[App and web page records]
- - -

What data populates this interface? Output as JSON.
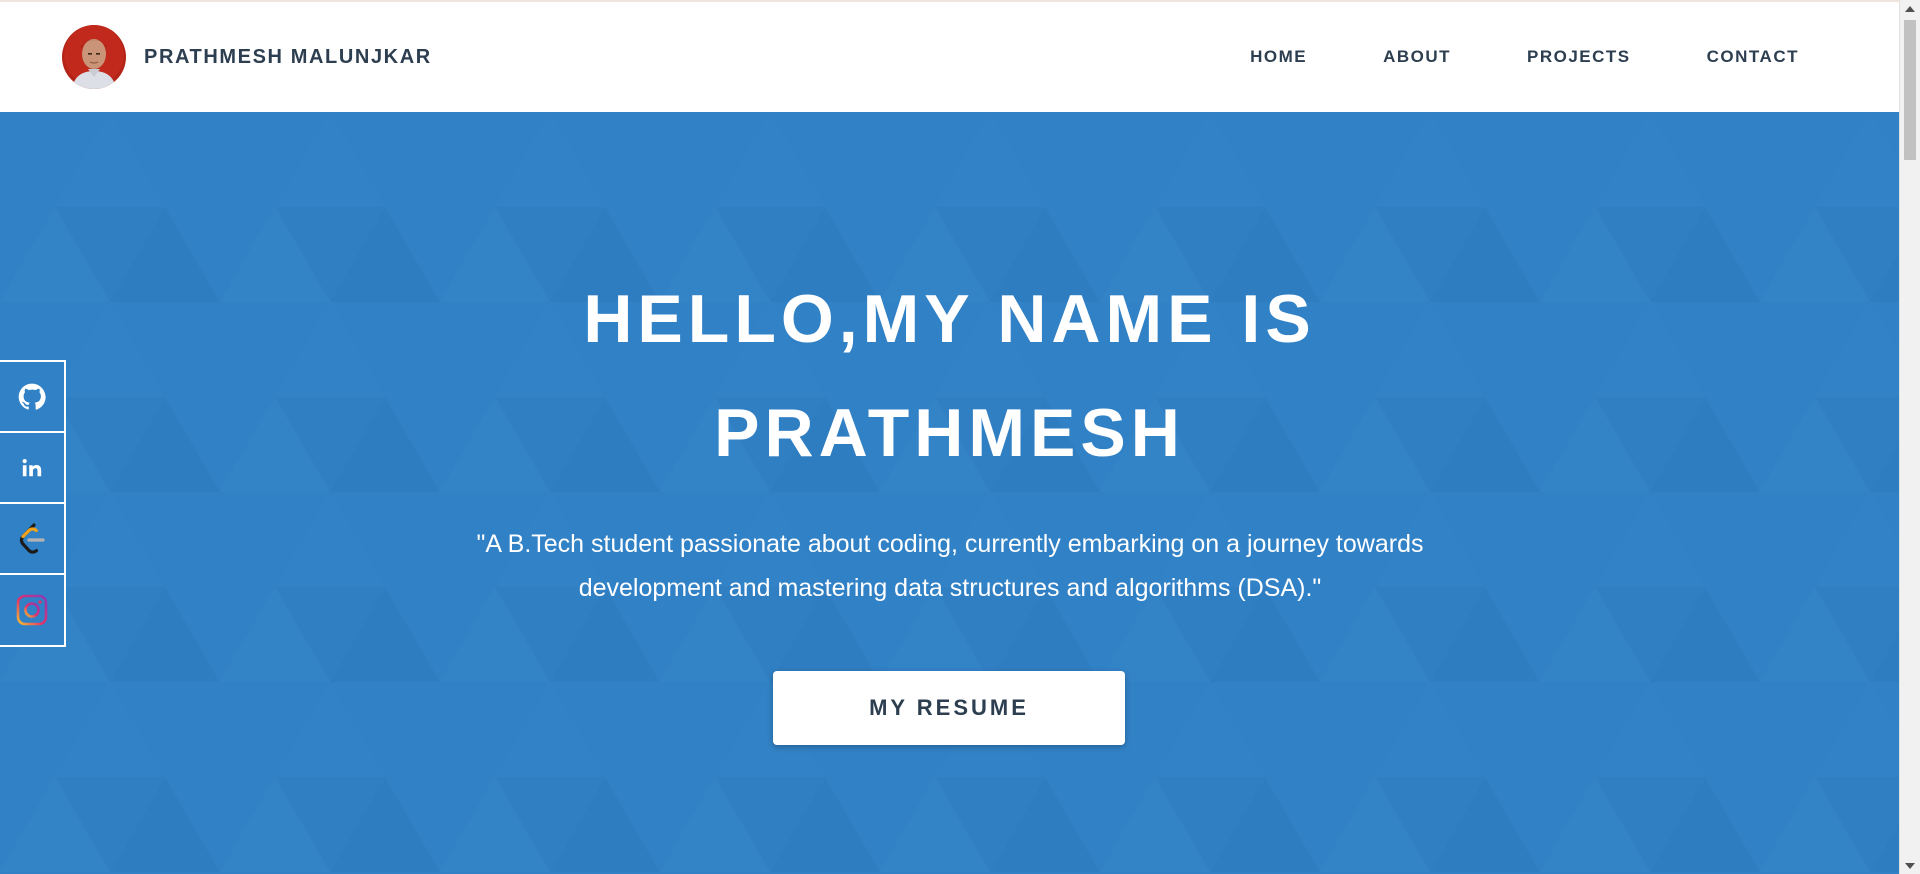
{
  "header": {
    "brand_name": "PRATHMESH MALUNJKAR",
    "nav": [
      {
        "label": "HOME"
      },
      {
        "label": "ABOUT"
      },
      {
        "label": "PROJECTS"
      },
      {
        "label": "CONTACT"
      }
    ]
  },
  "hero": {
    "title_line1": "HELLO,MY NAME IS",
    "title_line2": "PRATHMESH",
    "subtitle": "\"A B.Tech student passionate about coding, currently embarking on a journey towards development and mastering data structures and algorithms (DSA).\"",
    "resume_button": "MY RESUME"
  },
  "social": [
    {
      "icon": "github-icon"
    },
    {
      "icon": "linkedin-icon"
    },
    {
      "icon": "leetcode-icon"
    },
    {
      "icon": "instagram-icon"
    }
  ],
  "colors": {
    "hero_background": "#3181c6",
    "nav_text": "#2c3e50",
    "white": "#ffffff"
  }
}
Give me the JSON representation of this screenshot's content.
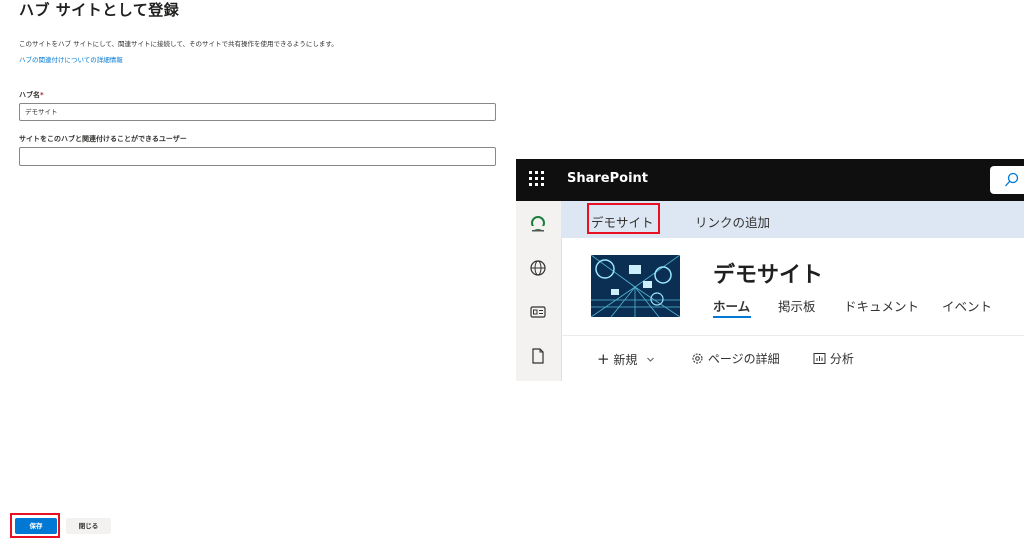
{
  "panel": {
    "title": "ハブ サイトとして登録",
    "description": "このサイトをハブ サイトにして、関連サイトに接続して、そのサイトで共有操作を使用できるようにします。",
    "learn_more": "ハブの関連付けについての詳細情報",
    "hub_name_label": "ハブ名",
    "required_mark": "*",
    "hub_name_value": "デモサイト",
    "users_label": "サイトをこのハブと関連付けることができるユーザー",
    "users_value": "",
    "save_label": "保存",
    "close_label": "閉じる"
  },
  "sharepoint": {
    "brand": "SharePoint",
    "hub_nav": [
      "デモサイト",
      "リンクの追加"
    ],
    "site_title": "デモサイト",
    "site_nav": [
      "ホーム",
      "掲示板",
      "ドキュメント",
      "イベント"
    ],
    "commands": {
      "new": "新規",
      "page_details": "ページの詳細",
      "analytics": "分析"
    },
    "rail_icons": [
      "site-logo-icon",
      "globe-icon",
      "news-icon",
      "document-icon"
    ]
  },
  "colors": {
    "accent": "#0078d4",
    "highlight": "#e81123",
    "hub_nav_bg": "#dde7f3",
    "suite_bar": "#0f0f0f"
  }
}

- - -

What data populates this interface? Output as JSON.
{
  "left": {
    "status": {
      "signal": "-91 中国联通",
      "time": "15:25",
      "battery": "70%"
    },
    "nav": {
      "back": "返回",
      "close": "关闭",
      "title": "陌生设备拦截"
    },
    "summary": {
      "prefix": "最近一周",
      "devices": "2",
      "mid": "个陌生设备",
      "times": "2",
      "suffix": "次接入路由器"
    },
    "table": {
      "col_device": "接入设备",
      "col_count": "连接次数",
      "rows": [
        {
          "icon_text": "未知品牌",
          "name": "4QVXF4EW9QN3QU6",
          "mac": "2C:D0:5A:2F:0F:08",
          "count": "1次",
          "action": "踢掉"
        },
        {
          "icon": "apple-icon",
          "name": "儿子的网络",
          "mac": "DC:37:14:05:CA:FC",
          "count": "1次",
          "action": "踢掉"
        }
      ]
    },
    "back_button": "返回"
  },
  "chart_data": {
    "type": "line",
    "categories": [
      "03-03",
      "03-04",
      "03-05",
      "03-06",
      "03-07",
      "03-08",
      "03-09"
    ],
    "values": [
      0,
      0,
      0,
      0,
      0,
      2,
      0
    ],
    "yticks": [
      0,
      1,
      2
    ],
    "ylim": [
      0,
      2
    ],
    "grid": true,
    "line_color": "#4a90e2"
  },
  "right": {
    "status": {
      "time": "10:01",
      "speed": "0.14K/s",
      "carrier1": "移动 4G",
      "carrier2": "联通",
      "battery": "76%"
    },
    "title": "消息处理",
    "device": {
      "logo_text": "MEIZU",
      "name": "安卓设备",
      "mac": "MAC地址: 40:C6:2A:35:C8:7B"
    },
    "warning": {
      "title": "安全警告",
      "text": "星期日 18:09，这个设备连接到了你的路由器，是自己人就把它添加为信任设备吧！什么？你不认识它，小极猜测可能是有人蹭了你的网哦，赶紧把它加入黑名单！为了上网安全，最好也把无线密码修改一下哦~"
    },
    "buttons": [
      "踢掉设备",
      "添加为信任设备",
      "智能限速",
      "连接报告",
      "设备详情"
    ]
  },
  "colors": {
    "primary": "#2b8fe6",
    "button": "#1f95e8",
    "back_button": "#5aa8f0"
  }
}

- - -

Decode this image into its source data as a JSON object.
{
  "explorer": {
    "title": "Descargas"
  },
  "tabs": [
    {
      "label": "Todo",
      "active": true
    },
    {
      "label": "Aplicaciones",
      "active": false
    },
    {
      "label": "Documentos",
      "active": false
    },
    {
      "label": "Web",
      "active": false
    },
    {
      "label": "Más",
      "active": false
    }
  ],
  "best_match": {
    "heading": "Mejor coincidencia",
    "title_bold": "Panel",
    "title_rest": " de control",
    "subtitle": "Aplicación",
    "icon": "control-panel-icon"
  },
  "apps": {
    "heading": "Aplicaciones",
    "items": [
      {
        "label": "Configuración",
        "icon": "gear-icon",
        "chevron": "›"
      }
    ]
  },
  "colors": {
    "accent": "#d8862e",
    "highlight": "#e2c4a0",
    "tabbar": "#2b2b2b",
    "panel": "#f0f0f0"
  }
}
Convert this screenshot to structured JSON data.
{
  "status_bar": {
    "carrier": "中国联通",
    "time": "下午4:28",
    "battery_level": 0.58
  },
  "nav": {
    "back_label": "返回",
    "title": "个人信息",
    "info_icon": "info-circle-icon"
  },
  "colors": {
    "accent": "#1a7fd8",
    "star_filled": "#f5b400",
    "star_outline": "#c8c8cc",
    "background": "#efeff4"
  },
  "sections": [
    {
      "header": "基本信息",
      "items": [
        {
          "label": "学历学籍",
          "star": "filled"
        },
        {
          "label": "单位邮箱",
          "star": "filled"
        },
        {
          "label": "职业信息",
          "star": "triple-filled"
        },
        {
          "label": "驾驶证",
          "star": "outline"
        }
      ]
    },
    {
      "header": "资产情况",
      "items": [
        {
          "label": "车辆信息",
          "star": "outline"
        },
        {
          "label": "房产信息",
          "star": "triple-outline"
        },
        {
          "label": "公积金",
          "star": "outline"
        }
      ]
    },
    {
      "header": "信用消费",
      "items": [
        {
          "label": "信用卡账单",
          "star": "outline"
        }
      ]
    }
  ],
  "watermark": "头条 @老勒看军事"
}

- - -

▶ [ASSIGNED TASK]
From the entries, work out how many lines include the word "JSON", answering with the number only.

▶ [RESPONSE FOR THIS EXERCISE]
5